Welcome to the world of the unexpected where restaurants, stores, and classrooms pop up overnight with the spontaneity of a pimple on prom night. While impromptu conference sessions have yet to appear in the traditional conference setting, there are signs that instant gatherings of like-minded people tipped off by the lightning fast transmission of messages over social media channels could be coming to a conference near you.
Here’s how a pop up session might look: Let’s say Chris Brogan, Gary Vaynerchuk, and Seth Godin attend BlogWorld.

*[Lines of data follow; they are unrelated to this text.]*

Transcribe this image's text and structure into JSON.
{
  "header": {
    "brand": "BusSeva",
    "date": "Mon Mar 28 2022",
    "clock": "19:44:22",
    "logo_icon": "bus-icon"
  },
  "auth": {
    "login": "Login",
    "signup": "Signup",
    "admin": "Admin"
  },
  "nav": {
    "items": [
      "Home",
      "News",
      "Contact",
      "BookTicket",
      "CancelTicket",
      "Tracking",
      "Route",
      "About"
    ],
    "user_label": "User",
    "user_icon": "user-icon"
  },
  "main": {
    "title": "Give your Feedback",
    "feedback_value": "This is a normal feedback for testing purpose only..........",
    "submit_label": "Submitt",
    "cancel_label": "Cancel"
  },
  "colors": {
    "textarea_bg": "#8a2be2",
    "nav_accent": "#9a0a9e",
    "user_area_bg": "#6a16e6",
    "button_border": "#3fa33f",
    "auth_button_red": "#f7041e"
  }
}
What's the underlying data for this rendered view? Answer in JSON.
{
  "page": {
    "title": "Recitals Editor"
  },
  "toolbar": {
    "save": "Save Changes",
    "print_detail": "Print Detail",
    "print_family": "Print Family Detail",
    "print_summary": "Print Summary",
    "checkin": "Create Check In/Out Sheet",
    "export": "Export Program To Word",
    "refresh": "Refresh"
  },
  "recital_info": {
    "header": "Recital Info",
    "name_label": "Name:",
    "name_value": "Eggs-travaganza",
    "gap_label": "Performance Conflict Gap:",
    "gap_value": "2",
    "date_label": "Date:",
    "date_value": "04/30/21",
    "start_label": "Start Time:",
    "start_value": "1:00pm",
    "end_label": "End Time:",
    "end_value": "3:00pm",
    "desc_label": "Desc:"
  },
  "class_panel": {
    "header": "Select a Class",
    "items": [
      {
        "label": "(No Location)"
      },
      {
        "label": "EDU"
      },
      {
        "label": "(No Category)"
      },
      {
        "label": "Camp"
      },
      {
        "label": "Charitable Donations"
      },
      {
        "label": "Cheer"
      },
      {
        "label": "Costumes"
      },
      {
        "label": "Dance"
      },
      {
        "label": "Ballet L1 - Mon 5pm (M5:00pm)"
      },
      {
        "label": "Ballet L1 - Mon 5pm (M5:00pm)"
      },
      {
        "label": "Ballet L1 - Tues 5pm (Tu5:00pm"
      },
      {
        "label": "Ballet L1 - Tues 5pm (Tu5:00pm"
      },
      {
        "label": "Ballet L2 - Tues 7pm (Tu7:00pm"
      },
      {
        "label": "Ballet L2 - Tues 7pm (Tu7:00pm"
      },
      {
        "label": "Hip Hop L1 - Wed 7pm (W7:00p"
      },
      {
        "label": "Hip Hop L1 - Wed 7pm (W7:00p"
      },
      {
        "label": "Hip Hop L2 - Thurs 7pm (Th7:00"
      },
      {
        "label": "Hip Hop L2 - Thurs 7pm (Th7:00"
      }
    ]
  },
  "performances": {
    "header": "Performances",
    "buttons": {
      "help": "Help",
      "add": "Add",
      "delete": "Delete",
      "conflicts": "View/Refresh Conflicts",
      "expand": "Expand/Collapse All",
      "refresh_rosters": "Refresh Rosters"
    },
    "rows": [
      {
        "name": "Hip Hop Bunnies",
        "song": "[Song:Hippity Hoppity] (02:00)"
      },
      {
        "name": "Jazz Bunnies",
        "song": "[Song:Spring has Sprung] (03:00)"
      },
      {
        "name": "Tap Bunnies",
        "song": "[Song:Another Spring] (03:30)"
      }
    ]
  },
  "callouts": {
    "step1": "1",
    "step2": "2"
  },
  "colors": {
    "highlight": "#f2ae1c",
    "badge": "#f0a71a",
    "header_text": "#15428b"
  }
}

Shortly before lunch they tweet to their followers that they will be in Room 2204 to talk to anyone who wants to listen about how they made millions of dollars blogging (or their biggest blogging blunders). The tweet (or Facebook post or text message) also informs readers that Ford Motor Company is providing lunch for everyone and a cherry red Ford Mustang car for the first person through the door (OK maybe just signed books from the speakers to the first 200 people). Who wouldn’t want to go?
Flash sessions, “unpanels,” and impromptu meetups are the logical next steps for conference producers looking for viral “sugar.” The fact that many conferences have tweetups (CES had over 1,000 people show up at their tweetup last January) demonstrates that attendees respond to informality. The flash mob phenomena, which gives the appearance that people just spontaneously start dancing together in the middle of a conference center foyer, garners YouTube love every time a new video appears. Pop up panels like the one with Jeremiah Owyang and friends on the future of content creation during SXSW was covered on a number of blogs. In fact, SXSW conference organizers presided over a number of instant initiatives: flash mobs, pop up stores, unpanels, and lots of user-generated publicity.
In addition to the yen to experiment, conference organizers would need to plan ahead of time to perfect the look and feel of spontaneity:
- Non-programmed blocks of free time when attendees are available to attend
- Speakers, topics, and incentives with broad appeal to attract followers
- Forward-thinking and flexible sponsors to underwrite costs
- Open spaces capable of accommodating large crowds
The Takeaway: With all the talk about unconferences, barcamps, and other self-organized gatherings, pop up conference sessions seem like a natural fit for organizers looking to breathe new life into an old format or attract the newly social hipsters who have outgrown the rave parties but still crave the excitement of the unexpected. They’re also a great way to get more followers using the conference’s social media platforms. Who knows, could pop up trade shows be next?